[Records from a data source]
● ● ●

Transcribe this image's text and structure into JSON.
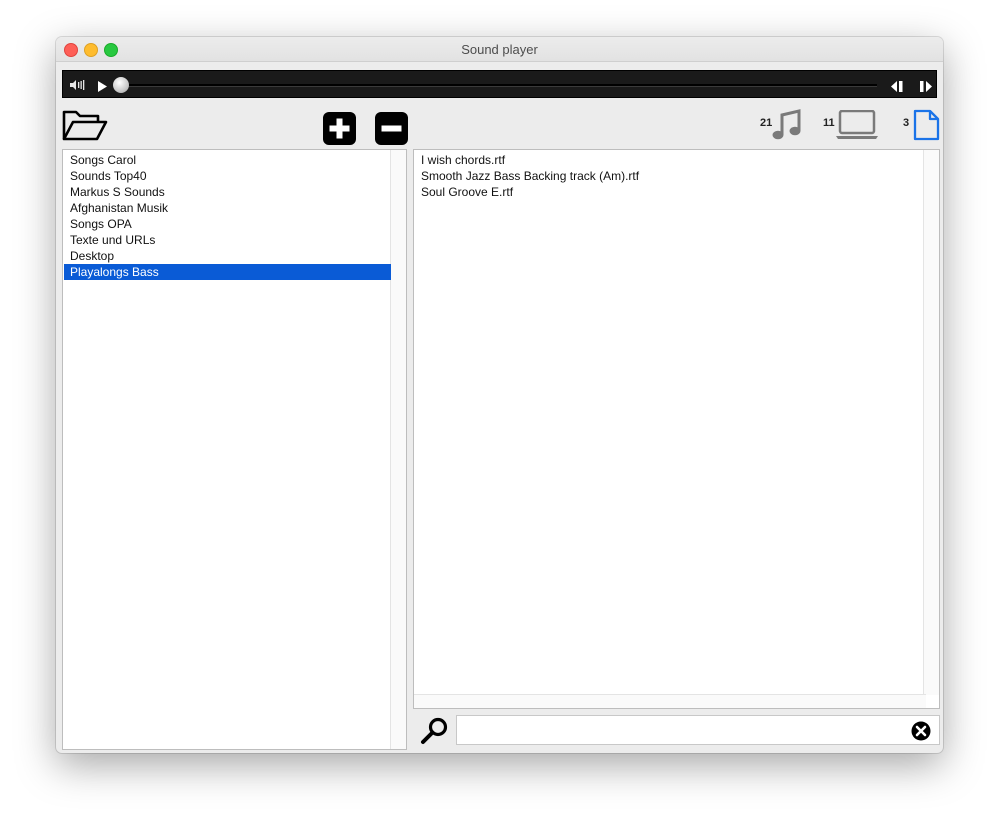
{
  "window": {
    "title": "Sound player"
  },
  "player": {
    "volume_icon": "volume-icon",
    "play_icon": "play-icon",
    "prev_icon": "previous-icon",
    "next_icon": "next-icon",
    "progress": 0
  },
  "toolbar": {
    "open_icon": "folder-open-icon",
    "add_icon": "plus-icon",
    "remove_icon": "minus-icon",
    "music_count": "21",
    "computer_count": "11",
    "document_count": "3",
    "accent_color": "#1a73e8"
  },
  "folders": {
    "items": [
      "Songs Carol",
      "Sounds Top40",
      "Markus S Sounds",
      "Afghanistan Musik",
      "Songs OPA",
      "Texte und URLs",
      "Desktop",
      "Playalongs Bass"
    ],
    "selected": "Playalongs Bass",
    "selection_color": "#0a5bd6"
  },
  "files": {
    "items": [
      "I wish chords.rtf",
      "Smooth Jazz Bass Backing track (Am).rtf",
      "Soul Groove E.rtf"
    ]
  },
  "search": {
    "value": "",
    "search_icon": "search-icon",
    "clear_icon": "clear-icon"
  }
}
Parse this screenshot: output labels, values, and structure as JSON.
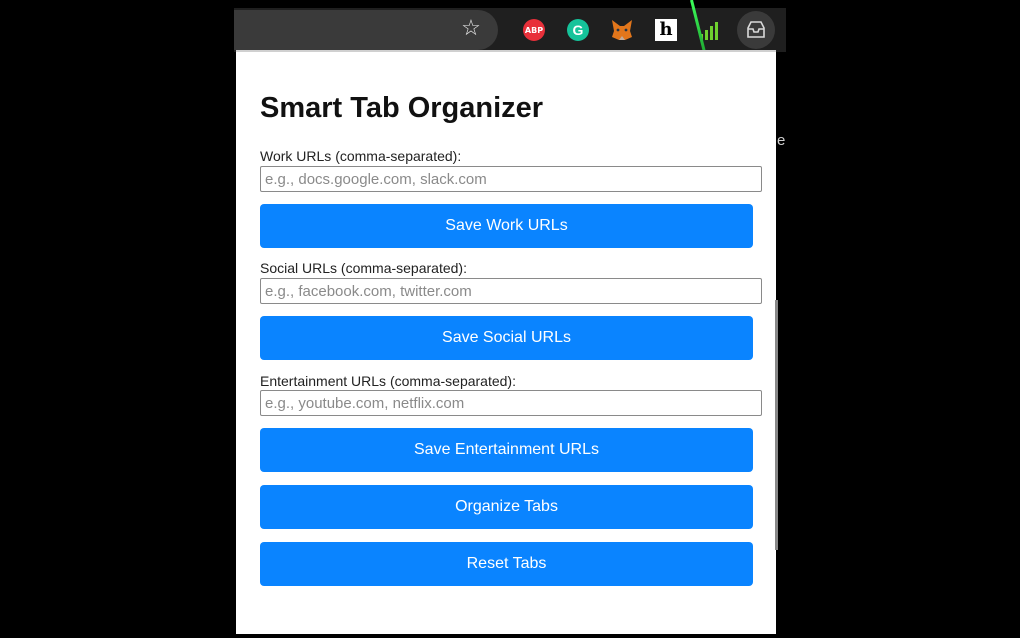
{
  "browser": {
    "icons": [
      "star-icon",
      "adblock-plus-icon",
      "grammarly-icon",
      "metamask-fox-icon",
      "honey-h-icon",
      "signal-bars-icon",
      "inbox-tray-icon"
    ],
    "abp_label": "ABP",
    "g_label": "G",
    "h_label": "h",
    "side_letter": "e"
  },
  "popup": {
    "title": "Smart Tab Organizer",
    "work": {
      "label": "Work URLs (comma-separated):",
      "placeholder": "e.g., docs.google.com, slack.com",
      "value": "",
      "button": "Save Work URLs"
    },
    "social": {
      "label": "Social URLs (comma-separated):",
      "placeholder": "e.g., facebook.com, twitter.com",
      "value": "",
      "button": "Save Social URLs"
    },
    "entertainment": {
      "label": "Entertainment URLs (comma-separated):",
      "placeholder": "e.g., youtube.com, netflix.com",
      "value": "",
      "button": "Save Entertainment URLs"
    },
    "organize_button": "Organize Tabs",
    "reset_button": "Reset Tabs"
  },
  "colors": {
    "button_blue": "#0a84ff",
    "popup_bg": "#ffffff",
    "toolbar_bg": "#1f1f1f"
  }
}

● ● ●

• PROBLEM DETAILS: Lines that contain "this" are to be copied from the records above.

• TASK SOLUTION:
Transcribe this image's text and structure into JSON.
Parse this screenshot: output labels, values, and structure as JSON.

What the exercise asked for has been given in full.